#### EXERCISE GOAL:
Report every line in the records below that holds the word "Wizard".

#### MATERIAL SUPPLIED:
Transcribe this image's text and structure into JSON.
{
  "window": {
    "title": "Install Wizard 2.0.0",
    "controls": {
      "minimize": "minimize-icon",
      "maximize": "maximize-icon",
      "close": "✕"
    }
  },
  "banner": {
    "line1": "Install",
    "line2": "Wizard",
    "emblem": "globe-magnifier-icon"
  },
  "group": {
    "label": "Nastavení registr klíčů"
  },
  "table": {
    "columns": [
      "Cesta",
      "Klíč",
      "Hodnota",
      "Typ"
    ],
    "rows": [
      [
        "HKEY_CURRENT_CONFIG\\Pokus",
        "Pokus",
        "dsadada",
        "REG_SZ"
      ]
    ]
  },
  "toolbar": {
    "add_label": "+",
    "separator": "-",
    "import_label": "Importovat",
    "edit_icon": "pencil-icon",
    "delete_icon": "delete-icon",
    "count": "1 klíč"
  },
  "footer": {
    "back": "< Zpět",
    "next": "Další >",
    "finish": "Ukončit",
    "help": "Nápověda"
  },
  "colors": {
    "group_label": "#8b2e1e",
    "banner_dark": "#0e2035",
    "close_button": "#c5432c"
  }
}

#### RESULT:
    "title": "Install Wizard 2.0.0",
    "line2": "Wizard",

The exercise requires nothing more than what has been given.